(What needs to be done)
Only lines that contain the string "delivering" should be returned from the material below.

━━━━━━━━

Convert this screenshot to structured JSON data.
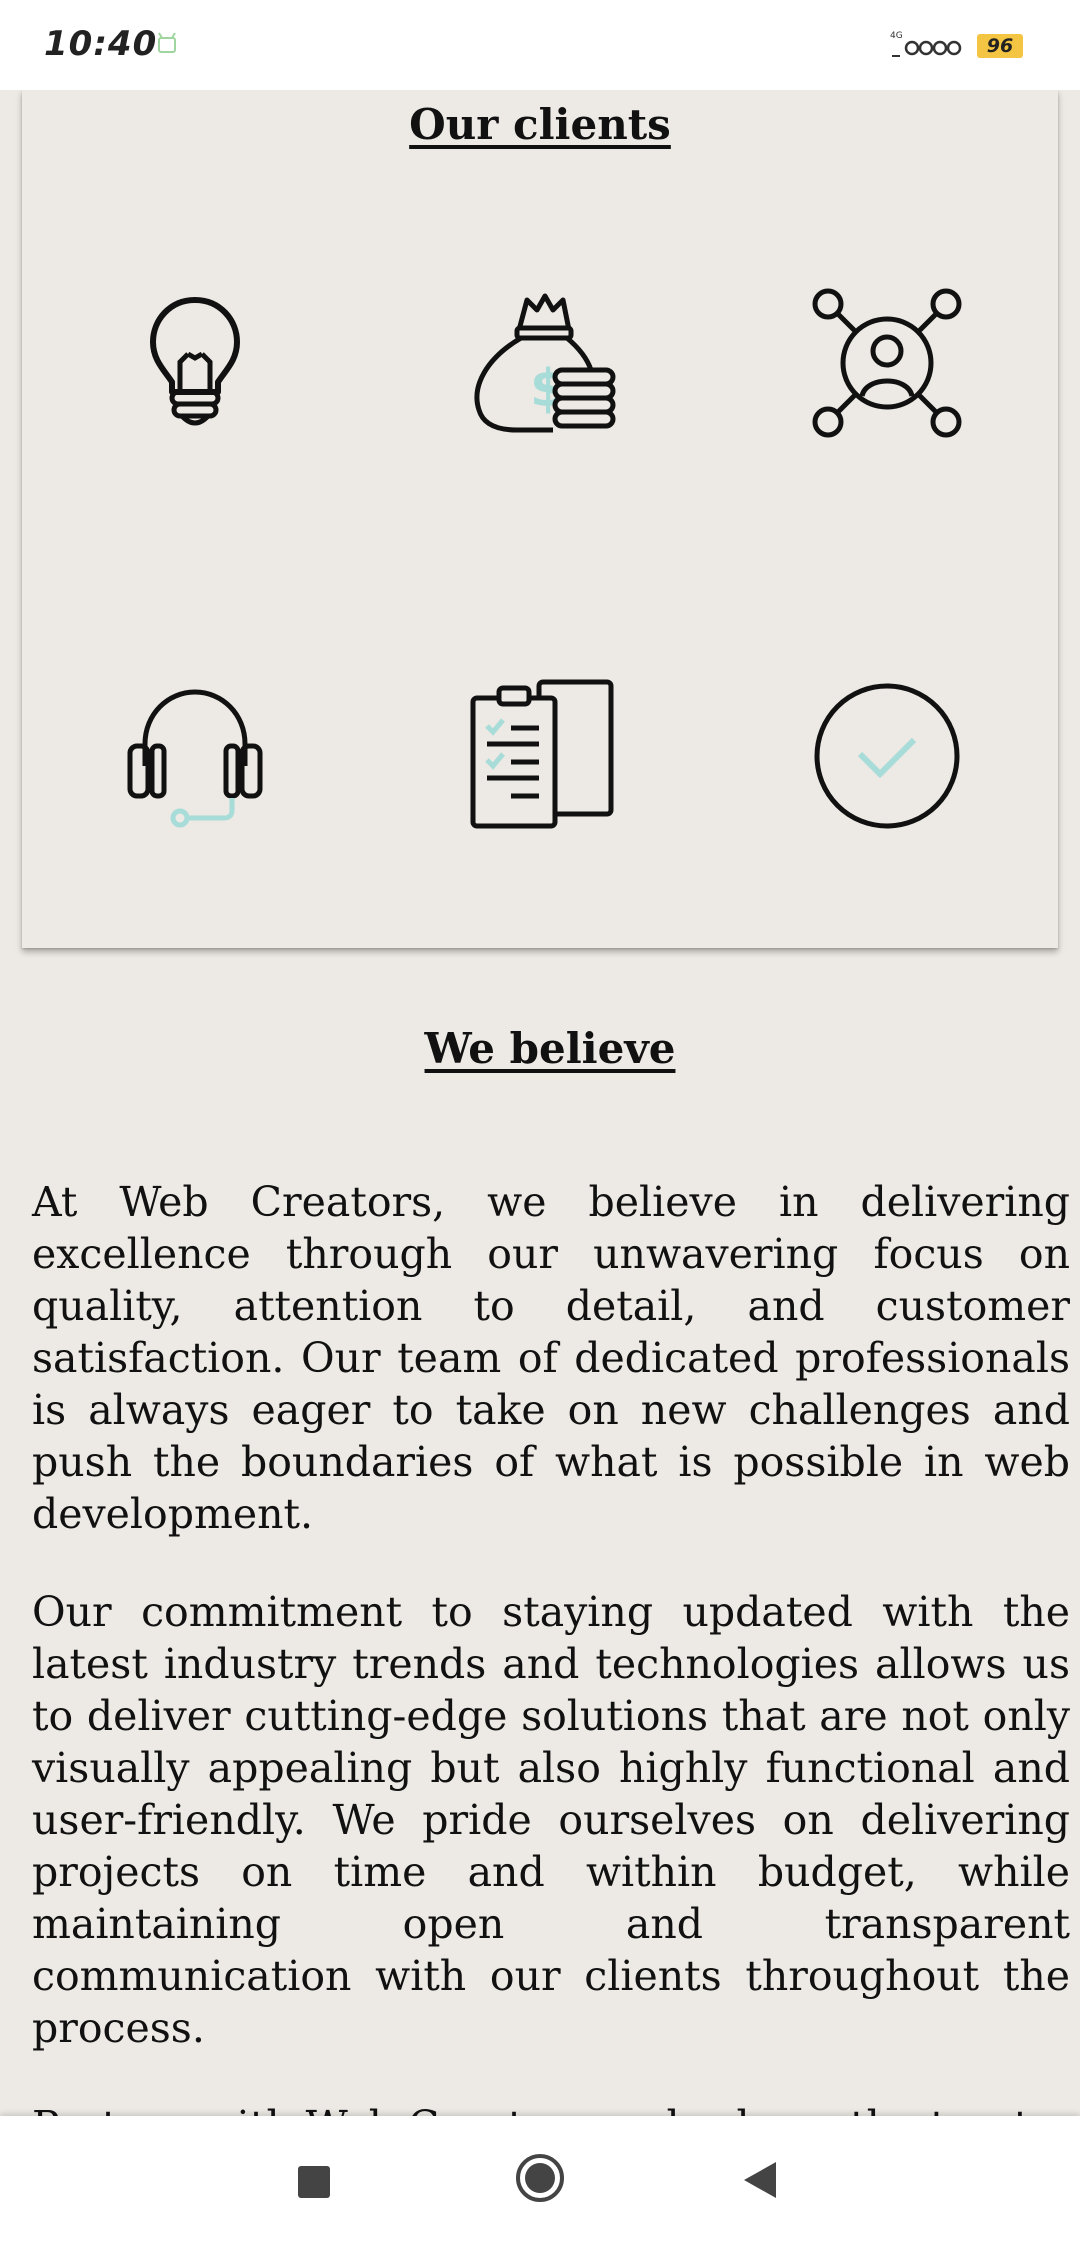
{
  "status_bar": {
    "time": "10:40",
    "battery_level": "96",
    "icons": [
      "notification-icon",
      "signal-icon",
      "wifi-icon",
      "battery-icon"
    ]
  },
  "clients": {
    "title": "Our clients",
    "icons": [
      "lightbulb-icon",
      "money-bag-icon",
      "network-user-icon",
      "headset-icon",
      "clipboard-icon",
      "check-circle-icon"
    ],
    "accent_color": "#a8dcd9"
  },
  "believe": {
    "title": "We believe",
    "paragraphs": [
      "At Web Creators, we believe in delivering excellence through our unwavering focus on quality, attention to detail, and customer satisfaction. Our team of dedicated professionals is always eager to take on new challenges and push the boundaries of what is possible in web development.",
      "Our commitment to staying updated with the latest industry trends and technologies allows us to deliver cutting-edge solutions that are not only visually appealing but also highly functional and user-friendly. We pride ourselves on delivering projects on time and within budget, while maintaining open and transparent communication with our clients throughout the process.",
      "Partner with Web Creators and rely on the trust"
    ]
  },
  "nav_bar": {
    "buttons": [
      "recents-button",
      "home-button",
      "back-button"
    ]
  }
}
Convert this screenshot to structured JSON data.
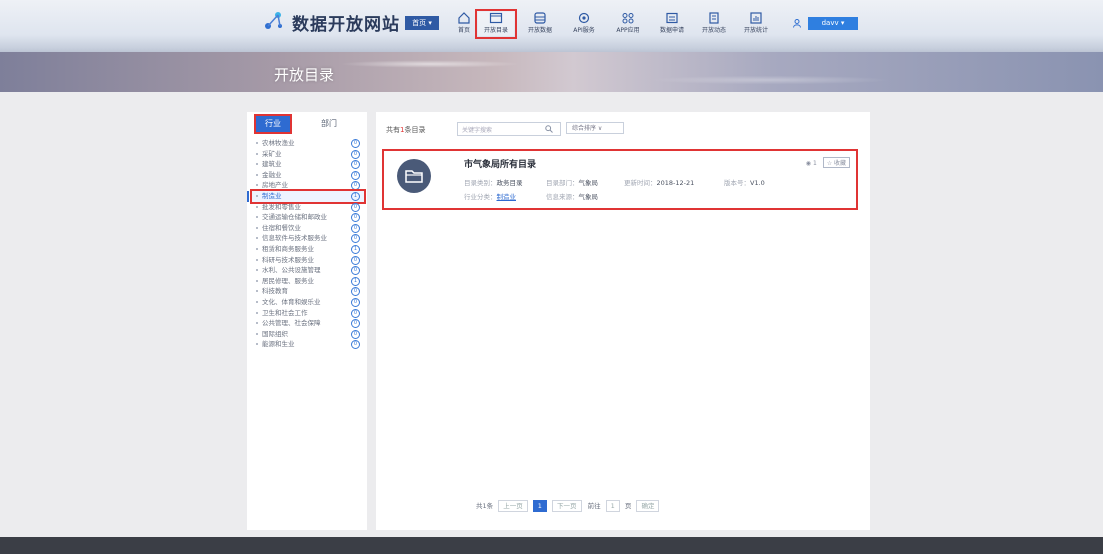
{
  "header": {
    "site_title": "数据开放网站",
    "city_select": "首页 ▾",
    "nav": [
      {
        "label": "首页",
        "icon": "home-icon"
      },
      {
        "label": "开放目录",
        "icon": "catalog-icon",
        "active": true
      },
      {
        "label": "开放数据",
        "icon": "database-icon"
      },
      {
        "label": "API服务",
        "icon": "api-icon"
      },
      {
        "label": "APP应用",
        "icon": "apps-icon"
      },
      {
        "label": "数据申请",
        "icon": "apply-icon"
      },
      {
        "label": "开放动态",
        "icon": "news-icon"
      },
      {
        "label": "开放统计",
        "icon": "stats-icon"
      }
    ],
    "user_button": "davv ▾",
    "page_title": "开放目录"
  },
  "sidebar": {
    "tabs": [
      {
        "label": "行业",
        "active": true
      },
      {
        "label": "部门",
        "active": false
      }
    ],
    "items": [
      {
        "label": "农林牧渔业",
        "count": "0"
      },
      {
        "label": "采矿业",
        "count": "0"
      },
      {
        "label": "建筑业",
        "count": "0"
      },
      {
        "label": "金融业",
        "count": "0"
      },
      {
        "label": "房地产业",
        "count": "0"
      },
      {
        "label": "制造业",
        "count": "1",
        "active": true
      },
      {
        "label": "批发和零售业",
        "count": "0"
      },
      {
        "label": "交通运输仓储和邮政业",
        "count": "0"
      },
      {
        "label": "住宿和餐饮业",
        "count": "0"
      },
      {
        "label": "信息软件与技术服务业",
        "count": "0"
      },
      {
        "label": "租赁和商务服务业",
        "count": "1"
      },
      {
        "label": "科研与技术服务业",
        "count": "0"
      },
      {
        "label": "水利、公共设施管理",
        "count": "0"
      },
      {
        "label": "居民修理、服务业",
        "count": "1"
      },
      {
        "label": "科技教育",
        "count": "0"
      },
      {
        "label": "文化、体育和娱乐业",
        "count": "0"
      },
      {
        "label": "卫生和社会工作",
        "count": "0"
      },
      {
        "label": "公共管理、社会保障",
        "count": "0"
      },
      {
        "label": "国际组织",
        "count": "0"
      },
      {
        "label": "能源和生业",
        "count": "0"
      }
    ]
  },
  "main": {
    "total_prefix": "共有",
    "total_count": "1",
    "total_suffix": "条目录",
    "search_placeholder": "关键字搜索",
    "sort_label": "综合排序 ∨",
    "card": {
      "title": "市气象局所有目录",
      "type_label": "目录类别：",
      "type_value": "政务目录",
      "dept_label": "目录部门：",
      "dept_value": "气象局",
      "date_label": "更新时间：",
      "date_value": "2018-12-21",
      "version_label": "版本号：",
      "version_value": "V1.0",
      "industry_label": "行业分类：",
      "industry_value": "制造业",
      "source_label": "信息来源：",
      "source_value": "气象局",
      "views": "1",
      "fav_label": "☆ 收藏"
    },
    "pager": {
      "total": "共1条",
      "prev": "上一页",
      "current": "1",
      "next": "下一页",
      "goto_label": "前往",
      "goto_value": "1",
      "page_unit": "页",
      "confirm": "确定"
    }
  }
}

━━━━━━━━

(Problem solution)
      "At Web Creators, we believe in delivering excellence through our unwavering focus on quality, attention to detail, and customer satisfaction. Our team of dedicated professionals is always eager to take on new challenges and push the boundaries of what is possible in web development.",
      "Our commitment to staying updated with the latest industry trends and technologies allows us to deliver cutting-edge solutions that are not only visually appealing but also highly functional and user-friendly. We pride ourselves on delivering projects on time and within budget, while maintaining open and transparent communication with our clients throughout the process.",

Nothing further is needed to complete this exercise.